%%
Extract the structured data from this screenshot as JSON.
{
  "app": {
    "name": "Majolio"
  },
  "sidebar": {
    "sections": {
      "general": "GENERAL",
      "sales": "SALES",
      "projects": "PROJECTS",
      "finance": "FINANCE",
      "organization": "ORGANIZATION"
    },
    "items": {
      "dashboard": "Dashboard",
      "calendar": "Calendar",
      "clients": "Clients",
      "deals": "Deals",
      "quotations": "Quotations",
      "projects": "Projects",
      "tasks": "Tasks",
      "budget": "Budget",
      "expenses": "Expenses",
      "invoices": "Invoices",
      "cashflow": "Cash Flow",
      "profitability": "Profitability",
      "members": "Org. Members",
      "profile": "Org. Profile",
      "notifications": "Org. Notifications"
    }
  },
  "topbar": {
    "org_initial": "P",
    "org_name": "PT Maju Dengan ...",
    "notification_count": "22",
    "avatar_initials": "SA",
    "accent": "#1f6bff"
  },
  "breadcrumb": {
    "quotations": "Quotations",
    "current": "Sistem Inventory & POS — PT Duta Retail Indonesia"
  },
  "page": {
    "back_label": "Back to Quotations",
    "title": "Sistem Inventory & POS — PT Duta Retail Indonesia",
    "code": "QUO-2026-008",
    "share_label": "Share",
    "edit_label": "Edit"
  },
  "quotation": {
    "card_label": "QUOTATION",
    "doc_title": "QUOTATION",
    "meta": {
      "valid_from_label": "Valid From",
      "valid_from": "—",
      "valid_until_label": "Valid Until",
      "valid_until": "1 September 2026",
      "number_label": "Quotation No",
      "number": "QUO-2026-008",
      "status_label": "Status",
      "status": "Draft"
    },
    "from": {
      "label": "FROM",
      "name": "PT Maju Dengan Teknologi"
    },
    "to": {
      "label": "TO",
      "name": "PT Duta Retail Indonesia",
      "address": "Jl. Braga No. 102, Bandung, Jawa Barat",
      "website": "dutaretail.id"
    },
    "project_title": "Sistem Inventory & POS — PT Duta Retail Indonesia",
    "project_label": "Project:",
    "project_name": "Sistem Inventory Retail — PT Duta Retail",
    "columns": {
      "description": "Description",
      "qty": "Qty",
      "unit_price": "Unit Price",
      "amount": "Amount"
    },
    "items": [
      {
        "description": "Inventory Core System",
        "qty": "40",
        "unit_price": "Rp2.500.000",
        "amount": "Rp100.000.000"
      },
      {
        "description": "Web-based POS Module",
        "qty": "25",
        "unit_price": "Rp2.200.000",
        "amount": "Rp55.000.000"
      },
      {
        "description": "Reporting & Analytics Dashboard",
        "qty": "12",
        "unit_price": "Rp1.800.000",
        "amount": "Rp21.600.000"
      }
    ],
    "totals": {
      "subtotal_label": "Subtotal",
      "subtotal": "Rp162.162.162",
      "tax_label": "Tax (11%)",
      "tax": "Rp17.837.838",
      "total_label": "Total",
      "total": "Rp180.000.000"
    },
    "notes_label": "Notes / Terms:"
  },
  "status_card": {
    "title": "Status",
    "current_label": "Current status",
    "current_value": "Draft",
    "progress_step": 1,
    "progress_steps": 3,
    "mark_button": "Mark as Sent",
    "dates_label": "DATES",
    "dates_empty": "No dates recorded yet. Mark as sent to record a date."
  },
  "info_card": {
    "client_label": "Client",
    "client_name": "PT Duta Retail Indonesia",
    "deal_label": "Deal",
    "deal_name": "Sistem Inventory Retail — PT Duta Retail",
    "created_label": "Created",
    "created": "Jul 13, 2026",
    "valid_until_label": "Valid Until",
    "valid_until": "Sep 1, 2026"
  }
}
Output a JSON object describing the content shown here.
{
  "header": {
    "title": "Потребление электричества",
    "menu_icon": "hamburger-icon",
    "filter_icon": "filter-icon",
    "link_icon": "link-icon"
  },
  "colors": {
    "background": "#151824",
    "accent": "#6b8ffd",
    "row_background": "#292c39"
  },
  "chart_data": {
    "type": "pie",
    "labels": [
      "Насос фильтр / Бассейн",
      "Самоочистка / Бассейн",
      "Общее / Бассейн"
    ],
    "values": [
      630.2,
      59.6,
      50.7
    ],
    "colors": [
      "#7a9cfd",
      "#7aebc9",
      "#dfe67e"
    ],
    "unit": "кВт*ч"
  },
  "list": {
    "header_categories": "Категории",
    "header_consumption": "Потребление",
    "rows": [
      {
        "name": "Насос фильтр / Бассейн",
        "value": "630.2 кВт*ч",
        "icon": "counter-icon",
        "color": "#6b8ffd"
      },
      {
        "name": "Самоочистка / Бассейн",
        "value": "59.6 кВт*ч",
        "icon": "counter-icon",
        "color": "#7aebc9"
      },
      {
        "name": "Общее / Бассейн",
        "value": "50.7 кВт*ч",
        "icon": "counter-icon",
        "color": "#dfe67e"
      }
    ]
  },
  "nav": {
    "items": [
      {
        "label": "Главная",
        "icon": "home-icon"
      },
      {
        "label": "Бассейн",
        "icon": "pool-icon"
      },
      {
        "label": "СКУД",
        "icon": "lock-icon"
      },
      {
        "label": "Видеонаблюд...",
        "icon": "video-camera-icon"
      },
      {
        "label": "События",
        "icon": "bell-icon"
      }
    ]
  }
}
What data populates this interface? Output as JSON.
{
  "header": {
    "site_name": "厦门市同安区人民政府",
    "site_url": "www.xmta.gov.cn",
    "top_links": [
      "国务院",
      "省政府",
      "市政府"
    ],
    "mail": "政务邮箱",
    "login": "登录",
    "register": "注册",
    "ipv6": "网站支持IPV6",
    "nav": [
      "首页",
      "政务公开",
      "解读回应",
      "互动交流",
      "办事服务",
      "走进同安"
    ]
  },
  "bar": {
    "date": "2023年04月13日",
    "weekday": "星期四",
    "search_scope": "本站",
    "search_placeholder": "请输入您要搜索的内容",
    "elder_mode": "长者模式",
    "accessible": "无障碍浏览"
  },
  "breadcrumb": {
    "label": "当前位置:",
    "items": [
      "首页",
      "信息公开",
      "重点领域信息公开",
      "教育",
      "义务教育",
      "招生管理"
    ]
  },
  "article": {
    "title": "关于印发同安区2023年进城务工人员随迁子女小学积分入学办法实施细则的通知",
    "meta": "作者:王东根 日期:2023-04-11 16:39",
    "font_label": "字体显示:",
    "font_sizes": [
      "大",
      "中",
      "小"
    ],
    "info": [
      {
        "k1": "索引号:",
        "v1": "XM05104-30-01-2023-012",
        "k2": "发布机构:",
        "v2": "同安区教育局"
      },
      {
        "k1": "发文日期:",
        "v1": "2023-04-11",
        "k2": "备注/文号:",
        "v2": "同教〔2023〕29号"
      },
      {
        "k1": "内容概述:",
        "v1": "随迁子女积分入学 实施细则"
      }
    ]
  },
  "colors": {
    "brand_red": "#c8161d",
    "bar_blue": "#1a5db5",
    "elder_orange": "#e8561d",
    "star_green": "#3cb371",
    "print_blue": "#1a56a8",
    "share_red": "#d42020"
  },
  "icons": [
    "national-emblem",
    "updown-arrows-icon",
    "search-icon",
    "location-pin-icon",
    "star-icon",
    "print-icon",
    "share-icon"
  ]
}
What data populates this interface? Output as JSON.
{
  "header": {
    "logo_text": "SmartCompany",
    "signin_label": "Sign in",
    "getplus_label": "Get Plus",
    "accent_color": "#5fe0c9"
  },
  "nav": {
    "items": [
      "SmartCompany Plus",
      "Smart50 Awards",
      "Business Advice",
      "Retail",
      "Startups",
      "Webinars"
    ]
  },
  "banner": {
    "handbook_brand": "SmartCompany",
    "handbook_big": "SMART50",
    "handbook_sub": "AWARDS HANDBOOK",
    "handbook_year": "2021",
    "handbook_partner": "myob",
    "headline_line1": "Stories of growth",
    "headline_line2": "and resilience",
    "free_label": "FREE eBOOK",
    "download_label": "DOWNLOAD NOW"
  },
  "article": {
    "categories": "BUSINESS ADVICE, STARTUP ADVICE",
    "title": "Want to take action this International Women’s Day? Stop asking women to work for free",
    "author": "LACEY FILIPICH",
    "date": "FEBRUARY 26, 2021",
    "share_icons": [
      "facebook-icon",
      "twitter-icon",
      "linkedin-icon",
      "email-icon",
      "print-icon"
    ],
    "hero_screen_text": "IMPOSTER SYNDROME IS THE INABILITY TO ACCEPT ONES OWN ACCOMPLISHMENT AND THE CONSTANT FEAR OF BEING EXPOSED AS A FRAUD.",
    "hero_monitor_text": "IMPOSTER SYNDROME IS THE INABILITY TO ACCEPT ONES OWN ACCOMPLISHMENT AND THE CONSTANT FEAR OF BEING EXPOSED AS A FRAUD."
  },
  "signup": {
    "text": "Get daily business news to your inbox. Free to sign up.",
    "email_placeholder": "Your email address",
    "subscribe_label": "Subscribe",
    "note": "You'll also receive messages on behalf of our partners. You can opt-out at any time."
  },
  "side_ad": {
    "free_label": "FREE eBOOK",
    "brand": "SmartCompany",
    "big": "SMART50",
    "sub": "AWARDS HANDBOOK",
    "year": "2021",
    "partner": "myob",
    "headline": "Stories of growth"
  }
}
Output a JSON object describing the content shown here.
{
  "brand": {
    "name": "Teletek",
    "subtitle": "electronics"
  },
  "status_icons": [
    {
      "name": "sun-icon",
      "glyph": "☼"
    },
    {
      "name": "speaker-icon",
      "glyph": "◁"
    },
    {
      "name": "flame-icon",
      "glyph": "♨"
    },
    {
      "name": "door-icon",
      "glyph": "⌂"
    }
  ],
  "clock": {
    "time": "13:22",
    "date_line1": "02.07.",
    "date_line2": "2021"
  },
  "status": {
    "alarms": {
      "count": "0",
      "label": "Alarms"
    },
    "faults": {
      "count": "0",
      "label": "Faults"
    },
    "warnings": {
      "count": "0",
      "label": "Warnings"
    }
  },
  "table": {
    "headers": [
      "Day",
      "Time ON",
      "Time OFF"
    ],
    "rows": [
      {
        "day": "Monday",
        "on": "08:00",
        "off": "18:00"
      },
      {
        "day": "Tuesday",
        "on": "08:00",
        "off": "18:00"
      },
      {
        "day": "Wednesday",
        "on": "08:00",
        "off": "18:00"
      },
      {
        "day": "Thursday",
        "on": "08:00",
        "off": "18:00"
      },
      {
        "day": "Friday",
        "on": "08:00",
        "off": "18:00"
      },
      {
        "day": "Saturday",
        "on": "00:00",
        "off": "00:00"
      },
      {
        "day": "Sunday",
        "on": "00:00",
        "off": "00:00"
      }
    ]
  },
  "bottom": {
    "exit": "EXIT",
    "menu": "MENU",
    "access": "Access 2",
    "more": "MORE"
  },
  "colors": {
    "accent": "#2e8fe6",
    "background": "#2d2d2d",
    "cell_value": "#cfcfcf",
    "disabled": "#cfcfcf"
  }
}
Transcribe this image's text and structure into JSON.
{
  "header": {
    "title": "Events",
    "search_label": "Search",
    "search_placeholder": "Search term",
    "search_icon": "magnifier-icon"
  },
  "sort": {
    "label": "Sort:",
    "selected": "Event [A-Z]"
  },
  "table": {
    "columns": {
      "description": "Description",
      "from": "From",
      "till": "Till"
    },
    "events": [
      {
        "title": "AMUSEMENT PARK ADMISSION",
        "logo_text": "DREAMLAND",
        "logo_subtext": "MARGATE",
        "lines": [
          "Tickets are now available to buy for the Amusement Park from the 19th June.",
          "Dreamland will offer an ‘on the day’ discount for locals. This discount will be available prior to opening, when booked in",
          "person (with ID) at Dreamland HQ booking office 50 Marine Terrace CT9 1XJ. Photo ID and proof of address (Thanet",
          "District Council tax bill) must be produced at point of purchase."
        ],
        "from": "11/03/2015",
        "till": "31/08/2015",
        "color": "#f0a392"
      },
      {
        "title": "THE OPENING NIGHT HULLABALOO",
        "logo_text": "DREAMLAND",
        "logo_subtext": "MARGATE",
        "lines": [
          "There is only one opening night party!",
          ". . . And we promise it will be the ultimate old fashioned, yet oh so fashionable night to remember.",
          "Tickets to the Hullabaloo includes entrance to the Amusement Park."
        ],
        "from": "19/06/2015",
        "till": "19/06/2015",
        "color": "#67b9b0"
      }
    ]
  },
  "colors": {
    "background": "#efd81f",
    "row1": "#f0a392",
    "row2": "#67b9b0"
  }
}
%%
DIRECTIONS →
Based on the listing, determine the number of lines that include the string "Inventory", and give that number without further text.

WRITTEN RESPONSE →
6